Warrant for Opposition Leader; Dozens of Members Arrested
N’DJAMENA, Chad, 16 October 2023 -/African Media Agency(AMA)/-Arrests of supporters of Chad’s main opposition party seem to be an attempt to limit political dissent before an upcoming constitutional referendum, Human Rights Watch said today. The arrests came days after a June 2023 arrest warrant for the leader of the Les Transformateurs party (The Transformers, in English) appeared on social media. At least 72 party members and supporters have been detained since October 8.
Succès Masra, the president of Les Transformateurs, who left the country after political protests were violently suppressed in 2022, informed the public security minister on October 5, 2023, in a letter that he planned to return to the country on October 18. Later on October 5, the June arrest warrant issued by Chadian authorities appeared on social media. The warrant says he is sought for a variety of crimes including, “attempted attack on constitutional order, incitement to hatred and an insurrectional uprising.”
“Chad’s transitional government should respect basic principles of political plurality as it prepares the ground for a new constitution,” said Lewis Mudge, Central Africa director at Human Rights Watch. “Threatening an opposition leader with arrest and detaining his supporters makes clear that fundamental freedoms are still very much at risk.”

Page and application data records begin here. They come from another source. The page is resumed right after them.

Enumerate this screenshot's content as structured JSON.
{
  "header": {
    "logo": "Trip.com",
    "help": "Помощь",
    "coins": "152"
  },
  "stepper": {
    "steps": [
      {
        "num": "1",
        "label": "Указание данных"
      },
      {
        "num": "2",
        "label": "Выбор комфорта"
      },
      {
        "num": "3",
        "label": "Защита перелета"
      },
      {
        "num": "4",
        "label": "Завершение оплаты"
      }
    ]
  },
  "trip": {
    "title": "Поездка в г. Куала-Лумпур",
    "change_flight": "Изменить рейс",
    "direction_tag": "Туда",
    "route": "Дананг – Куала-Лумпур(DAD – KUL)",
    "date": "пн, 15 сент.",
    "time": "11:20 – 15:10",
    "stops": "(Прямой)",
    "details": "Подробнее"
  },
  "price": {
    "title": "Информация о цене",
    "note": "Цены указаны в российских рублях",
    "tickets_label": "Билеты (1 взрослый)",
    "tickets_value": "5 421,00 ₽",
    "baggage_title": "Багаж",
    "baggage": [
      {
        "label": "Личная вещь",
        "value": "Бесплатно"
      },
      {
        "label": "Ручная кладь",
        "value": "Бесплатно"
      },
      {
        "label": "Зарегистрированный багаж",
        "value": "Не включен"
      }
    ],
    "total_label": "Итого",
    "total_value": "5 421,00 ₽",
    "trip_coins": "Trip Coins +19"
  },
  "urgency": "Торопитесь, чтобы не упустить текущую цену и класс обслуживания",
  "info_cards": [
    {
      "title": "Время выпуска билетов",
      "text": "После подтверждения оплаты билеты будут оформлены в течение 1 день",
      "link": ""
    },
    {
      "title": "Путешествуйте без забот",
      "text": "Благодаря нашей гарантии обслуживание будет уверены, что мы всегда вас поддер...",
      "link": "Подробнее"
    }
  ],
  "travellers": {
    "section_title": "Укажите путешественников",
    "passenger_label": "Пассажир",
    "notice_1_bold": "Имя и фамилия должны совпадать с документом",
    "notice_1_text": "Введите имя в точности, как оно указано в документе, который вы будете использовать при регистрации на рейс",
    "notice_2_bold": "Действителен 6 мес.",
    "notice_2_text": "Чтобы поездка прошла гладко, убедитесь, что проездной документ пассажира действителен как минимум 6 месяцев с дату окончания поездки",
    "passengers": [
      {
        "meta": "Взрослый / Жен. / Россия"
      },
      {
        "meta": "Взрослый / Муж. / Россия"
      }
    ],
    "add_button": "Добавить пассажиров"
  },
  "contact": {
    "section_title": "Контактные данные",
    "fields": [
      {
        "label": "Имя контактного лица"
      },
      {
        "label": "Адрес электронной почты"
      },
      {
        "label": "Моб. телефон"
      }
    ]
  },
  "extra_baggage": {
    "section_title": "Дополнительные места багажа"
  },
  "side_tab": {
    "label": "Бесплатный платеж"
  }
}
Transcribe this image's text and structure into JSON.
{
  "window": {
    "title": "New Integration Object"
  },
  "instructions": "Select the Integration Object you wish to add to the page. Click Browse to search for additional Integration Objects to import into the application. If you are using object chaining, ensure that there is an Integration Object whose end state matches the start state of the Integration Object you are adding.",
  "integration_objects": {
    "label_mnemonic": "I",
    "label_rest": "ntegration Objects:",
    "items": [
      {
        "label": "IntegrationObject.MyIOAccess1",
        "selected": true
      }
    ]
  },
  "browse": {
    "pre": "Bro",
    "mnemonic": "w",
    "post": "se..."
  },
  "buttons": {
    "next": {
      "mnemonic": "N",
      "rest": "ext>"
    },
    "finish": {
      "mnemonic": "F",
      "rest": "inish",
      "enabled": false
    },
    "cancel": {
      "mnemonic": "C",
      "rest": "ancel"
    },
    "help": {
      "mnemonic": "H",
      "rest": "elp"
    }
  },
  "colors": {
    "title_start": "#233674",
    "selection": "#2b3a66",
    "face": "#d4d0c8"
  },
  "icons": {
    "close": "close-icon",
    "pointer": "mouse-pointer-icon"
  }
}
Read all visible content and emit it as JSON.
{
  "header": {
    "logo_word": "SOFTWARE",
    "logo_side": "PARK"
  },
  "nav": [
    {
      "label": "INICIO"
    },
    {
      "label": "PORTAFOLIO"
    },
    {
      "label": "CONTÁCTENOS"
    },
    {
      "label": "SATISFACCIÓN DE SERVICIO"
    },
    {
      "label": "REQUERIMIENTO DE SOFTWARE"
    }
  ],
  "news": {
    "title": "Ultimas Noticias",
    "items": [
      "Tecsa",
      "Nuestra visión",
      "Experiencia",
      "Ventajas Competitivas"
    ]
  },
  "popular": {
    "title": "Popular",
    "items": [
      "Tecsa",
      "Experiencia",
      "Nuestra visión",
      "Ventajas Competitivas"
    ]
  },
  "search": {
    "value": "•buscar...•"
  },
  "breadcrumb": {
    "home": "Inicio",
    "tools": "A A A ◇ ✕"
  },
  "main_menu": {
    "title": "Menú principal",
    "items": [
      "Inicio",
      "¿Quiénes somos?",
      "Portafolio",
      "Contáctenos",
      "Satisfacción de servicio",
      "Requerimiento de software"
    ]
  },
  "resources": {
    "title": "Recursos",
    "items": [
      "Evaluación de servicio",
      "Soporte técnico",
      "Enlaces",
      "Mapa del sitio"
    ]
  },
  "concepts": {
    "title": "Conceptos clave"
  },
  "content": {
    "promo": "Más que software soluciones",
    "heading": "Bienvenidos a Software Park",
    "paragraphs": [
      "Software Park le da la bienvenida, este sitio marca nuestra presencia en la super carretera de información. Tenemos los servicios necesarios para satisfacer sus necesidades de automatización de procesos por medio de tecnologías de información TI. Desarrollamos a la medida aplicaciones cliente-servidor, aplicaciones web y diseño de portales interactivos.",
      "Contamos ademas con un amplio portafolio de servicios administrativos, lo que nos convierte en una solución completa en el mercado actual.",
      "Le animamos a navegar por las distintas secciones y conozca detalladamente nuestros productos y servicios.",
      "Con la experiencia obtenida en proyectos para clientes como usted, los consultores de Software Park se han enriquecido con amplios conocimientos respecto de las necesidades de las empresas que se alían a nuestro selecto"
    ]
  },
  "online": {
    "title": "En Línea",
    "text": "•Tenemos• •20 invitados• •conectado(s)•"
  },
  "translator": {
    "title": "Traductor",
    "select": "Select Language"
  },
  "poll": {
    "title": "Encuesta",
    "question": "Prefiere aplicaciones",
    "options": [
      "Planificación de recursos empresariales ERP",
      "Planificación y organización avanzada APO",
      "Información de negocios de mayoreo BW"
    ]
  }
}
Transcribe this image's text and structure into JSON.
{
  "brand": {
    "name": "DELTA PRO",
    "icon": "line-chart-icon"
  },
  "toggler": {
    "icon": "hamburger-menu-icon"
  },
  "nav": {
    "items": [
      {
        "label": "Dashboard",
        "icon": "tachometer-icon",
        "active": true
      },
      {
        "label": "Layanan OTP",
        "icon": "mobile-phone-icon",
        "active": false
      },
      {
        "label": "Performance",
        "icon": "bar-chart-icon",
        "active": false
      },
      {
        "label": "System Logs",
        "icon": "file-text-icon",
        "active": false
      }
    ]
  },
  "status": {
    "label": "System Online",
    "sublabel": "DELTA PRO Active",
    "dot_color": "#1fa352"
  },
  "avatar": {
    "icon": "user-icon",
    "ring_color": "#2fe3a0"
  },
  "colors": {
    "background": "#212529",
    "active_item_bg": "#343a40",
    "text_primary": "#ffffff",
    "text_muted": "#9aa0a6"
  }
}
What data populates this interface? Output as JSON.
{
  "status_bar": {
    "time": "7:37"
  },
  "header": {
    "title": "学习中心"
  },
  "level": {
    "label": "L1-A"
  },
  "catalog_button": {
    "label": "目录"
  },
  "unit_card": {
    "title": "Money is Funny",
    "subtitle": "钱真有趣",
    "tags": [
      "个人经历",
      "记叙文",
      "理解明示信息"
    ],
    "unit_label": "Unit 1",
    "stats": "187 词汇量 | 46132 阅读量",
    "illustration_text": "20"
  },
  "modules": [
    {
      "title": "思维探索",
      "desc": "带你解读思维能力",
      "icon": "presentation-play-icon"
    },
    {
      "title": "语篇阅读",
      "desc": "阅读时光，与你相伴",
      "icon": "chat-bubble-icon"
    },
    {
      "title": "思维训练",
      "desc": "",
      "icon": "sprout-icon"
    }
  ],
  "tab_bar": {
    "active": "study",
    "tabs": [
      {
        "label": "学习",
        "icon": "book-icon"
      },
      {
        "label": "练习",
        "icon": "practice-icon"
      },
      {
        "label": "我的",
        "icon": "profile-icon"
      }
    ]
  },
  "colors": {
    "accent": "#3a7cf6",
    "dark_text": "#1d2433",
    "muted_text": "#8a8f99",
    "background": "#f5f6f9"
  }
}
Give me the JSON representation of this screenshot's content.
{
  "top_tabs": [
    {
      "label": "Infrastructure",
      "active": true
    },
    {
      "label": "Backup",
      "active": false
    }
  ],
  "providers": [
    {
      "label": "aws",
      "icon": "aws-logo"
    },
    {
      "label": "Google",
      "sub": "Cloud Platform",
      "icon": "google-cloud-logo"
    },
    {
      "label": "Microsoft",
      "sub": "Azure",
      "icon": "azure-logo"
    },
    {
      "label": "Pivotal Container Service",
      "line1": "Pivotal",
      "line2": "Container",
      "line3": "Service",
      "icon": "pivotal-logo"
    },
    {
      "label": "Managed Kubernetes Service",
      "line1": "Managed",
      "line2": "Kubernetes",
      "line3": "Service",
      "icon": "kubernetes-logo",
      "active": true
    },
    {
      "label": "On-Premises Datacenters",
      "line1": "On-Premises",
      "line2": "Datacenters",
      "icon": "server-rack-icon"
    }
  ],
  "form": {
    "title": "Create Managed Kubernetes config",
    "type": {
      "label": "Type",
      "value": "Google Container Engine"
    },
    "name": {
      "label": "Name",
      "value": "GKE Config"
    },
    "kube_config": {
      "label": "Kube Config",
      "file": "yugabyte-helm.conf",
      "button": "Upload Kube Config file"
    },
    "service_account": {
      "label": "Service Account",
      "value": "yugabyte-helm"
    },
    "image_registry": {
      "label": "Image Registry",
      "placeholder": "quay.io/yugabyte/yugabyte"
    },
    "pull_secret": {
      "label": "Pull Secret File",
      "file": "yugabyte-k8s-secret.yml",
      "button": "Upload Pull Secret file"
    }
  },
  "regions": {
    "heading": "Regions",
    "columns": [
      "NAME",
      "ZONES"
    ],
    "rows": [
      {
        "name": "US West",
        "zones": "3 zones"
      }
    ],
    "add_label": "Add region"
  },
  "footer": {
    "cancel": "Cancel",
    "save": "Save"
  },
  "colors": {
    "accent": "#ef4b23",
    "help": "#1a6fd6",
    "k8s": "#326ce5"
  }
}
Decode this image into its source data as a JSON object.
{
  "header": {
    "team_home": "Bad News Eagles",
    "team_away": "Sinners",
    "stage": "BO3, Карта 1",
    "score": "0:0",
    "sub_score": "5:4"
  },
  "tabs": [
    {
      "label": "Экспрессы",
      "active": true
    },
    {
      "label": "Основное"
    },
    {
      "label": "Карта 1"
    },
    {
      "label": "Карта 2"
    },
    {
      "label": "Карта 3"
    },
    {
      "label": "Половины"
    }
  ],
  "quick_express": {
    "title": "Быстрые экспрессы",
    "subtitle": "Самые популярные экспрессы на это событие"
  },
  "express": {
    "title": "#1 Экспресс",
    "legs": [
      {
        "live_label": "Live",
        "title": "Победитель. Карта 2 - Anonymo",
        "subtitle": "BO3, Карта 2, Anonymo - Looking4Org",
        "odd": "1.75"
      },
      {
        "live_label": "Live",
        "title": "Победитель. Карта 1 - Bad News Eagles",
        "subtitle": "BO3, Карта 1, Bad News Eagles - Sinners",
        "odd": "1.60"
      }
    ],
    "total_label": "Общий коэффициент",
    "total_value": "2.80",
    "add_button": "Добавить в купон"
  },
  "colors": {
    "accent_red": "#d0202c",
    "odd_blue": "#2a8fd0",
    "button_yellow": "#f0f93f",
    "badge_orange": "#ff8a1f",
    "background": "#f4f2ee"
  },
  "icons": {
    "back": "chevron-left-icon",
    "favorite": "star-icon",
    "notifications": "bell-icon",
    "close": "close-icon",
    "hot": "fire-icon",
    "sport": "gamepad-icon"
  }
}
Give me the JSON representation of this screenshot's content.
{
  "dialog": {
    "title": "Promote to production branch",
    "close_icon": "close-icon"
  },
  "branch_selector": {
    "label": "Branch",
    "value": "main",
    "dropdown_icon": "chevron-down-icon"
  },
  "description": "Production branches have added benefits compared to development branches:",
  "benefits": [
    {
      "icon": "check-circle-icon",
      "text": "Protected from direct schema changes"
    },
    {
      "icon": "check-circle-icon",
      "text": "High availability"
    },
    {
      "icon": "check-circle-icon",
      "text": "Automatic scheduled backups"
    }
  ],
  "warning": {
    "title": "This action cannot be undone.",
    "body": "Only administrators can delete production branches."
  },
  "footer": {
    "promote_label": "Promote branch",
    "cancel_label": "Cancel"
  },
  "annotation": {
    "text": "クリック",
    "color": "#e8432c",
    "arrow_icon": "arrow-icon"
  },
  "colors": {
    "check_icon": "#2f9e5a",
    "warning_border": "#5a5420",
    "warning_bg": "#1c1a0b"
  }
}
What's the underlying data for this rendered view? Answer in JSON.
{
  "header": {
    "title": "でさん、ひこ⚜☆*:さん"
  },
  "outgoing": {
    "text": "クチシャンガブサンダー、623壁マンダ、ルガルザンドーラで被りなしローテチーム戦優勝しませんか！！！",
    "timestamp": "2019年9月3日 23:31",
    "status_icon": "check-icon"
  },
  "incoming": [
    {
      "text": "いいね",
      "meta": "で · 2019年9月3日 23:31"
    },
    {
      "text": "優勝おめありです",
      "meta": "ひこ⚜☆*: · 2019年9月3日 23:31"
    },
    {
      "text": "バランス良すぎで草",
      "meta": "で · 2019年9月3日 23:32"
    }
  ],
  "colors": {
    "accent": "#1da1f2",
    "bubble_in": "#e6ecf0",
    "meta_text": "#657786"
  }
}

The detention of Les Transformateurs supporters comes weeks before the anniversary of the October 20, 2022 protests, when thousands took to the streets in N’Djamena, the country’s capital, and other towns in the south to protest on the date the military administration had initially promised to hand over power to a civilian government. Before the 2022 mass mobilization, the transitional government had on several occasions violently suppressed protests demanding civilian democratic rule.
In a report released in February 2023, the National Human Rights Commission (Commission nationale des droits de l’homme, CNDH) reported that 128 people were killed and 518 injured on October 20, 2022. The commission found that security forces “systematically violated several fundamental human rights … [using] disproportionated means” to quell the protests. The commission put several questions to the government, including why no judicial investigations had been opened for human rights violations and made recommendations to the transitional military authorities, including prosecuting those responsible for serious abuse.
A party member who was detained but subsequently released on October 8, 2023, said that police surrounded roughly 100 party supporters who were exercising around 6:15 a.m. in N’Djamena’s Gassi neighborhood. “We were just [exercising] when they surrounded us and arrested us,” he told Human Rights Watch.
At least 78 people were driven to the headquarters of the National Intelligence Service (Agence nationale de sécurité, ANS) where 72 people remain. Six were released on October 8 without charges. Lawyers for the accused said that the detained party members have not been charged with a crime nor had access to family members or legal counsel. Some family members were allowed to send bread via the guards to their loved ones on October 9.
Chadian law requires renewal of any pretrial detention over 48 hours by a judicial official. It is unclear if this pretrial detention has been renewed. Basic due process standards should be followed, including moving detainees to a gazetted detention center and presenting them before a prosecutor to confirm charges or releasing them and allowing them access to lawyers and family members, Human Rights Watch said.
The party member who was released said that the authorities’ questions were solely focused on whether they were a member of Les Transformateurs and whether groups of party members were taking action to prepare for Masra’s drive from the airport to his party’s headquarters in the Abena neighborhood.
After the mass protests on October 20, 2022, Chadian military authorities suspended Les Transformateurs, other political parties, and civil society organizations united under a coalition known as Wakit Tama, “the time has come” in Chadian Arabic. These suspensions were lifted after three months. Masra left Chad days later. His arrival on October 18, 2023, will be the first time he has been back.
Mahamat Idriss Déby Itno has been the head of the Transitional Military Council (Conseil militaire de transition, CMT) following the sudden death of his father, Idriss Déby Itno, in 2021. A new constitution project proposed by the transitional government was adopted in June 2023 by 96 percent of the members of the National Transitional Council (Conseil national de transition, CNT), which replaced the national assembly when it was dissolved after Idriss Déby Itno’s death. The new constitution will be voted on in a December referendum. Presidential elections are scheduled for 2024.
The recent arrests follow a predictable pattern in Chad over the last few years. Security forces began a crackdown on protesters and the political opposition in the lead-up to the country’s April 11, 2021 presidential election in which former President Idriss Déby Itno ran for a sixth term, arresting at least 112 opposition party members and supporters and civil society activists, severely beating and ill-treating some. After the death of Idriss Déby Itno – and the unconstitutional transfer of power to the CMT – security forces used disproportionate force against opponents, killing some protesters, wounding dozens, and arresting more than 700 people, most of whom were eventually released.
“What Chad’s transitional government does now matters,” Mudge said. “For this referendum to have any legitimacy, opposition parties and their leaders must feel free to meet and campaign. Otherwise, the referendum risks being seen as a means to make the transitional government into a permanent one.”
Distributed by African Media Agency (AMA) on behalf of Human Rights Watch.